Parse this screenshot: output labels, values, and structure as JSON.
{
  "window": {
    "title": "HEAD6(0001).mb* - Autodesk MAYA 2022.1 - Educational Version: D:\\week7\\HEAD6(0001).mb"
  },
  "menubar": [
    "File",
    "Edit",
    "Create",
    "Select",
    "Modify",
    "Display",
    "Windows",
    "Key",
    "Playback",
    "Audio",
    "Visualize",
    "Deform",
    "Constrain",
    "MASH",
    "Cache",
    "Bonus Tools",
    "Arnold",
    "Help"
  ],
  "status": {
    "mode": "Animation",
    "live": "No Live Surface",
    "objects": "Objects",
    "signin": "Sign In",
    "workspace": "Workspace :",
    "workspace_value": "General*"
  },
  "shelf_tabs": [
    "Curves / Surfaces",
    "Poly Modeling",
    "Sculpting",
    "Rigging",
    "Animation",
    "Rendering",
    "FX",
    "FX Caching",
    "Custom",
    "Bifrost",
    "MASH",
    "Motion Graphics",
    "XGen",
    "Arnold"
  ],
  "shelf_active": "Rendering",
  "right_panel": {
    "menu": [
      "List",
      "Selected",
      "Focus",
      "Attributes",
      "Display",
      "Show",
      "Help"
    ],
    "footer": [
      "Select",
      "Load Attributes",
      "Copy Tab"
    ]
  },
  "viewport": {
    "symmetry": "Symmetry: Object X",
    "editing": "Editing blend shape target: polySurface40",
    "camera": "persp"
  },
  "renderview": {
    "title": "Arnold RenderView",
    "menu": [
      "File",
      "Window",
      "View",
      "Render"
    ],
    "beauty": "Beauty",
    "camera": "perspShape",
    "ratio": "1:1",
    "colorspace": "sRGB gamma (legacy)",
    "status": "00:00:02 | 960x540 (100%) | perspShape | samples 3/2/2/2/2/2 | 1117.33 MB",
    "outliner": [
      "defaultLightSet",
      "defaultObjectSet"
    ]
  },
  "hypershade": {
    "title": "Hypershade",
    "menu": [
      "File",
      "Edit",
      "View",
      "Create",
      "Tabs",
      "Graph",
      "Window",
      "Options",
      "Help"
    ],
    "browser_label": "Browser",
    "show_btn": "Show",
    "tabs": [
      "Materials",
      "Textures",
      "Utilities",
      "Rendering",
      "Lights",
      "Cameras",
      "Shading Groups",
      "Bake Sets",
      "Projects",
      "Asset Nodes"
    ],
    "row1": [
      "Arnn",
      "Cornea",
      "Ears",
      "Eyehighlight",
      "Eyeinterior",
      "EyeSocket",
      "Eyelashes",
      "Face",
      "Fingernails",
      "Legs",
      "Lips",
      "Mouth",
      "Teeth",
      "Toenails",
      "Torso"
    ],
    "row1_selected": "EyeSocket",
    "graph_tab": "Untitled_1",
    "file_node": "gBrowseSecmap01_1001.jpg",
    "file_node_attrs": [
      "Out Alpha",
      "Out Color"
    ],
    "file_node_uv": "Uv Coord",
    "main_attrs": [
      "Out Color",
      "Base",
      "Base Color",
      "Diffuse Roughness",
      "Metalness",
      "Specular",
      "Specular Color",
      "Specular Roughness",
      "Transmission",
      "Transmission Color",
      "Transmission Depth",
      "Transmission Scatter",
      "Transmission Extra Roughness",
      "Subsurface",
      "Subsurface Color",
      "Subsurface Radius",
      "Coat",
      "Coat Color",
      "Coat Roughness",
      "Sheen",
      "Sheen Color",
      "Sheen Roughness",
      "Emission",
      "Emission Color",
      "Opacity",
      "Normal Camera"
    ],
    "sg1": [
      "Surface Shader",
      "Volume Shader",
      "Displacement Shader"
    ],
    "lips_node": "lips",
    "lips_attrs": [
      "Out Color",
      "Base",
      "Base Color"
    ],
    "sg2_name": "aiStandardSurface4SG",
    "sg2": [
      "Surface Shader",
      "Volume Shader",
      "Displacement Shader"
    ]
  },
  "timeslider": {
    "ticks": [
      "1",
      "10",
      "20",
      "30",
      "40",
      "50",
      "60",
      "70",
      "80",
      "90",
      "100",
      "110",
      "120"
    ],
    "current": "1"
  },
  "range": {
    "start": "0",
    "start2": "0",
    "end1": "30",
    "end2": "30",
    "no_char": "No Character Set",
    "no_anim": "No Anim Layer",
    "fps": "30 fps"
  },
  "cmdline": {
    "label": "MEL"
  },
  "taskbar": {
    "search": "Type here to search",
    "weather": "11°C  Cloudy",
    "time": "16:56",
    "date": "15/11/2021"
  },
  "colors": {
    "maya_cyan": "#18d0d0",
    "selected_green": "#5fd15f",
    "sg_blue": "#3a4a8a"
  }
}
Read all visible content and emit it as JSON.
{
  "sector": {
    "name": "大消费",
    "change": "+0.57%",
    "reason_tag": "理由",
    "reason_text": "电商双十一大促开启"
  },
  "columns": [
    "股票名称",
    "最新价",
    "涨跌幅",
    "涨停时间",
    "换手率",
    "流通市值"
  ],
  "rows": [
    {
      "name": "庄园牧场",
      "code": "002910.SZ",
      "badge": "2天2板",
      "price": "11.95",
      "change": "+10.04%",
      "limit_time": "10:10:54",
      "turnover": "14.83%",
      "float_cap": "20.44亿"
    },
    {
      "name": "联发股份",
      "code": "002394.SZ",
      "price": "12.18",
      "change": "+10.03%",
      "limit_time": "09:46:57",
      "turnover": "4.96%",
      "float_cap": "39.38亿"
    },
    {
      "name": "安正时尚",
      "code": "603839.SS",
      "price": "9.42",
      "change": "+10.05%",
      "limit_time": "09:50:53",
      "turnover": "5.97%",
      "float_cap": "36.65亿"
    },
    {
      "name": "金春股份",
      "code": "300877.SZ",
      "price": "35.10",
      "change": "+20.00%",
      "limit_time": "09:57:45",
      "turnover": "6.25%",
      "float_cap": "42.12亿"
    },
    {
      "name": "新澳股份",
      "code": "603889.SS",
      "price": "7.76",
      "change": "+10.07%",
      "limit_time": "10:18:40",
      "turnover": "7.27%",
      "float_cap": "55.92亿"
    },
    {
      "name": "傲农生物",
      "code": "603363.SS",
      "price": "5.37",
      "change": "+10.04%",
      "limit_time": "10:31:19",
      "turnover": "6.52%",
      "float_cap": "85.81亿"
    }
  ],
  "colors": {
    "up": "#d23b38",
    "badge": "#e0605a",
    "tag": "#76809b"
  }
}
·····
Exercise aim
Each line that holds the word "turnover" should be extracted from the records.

Solution for this task
      "turnover": "14.83%",
      "turnover": "4.96%",
      "turnover": "5.97%",
      "turnover": "6.25%",
      "turnover": "7.27%",
      "turnover": "6.52%",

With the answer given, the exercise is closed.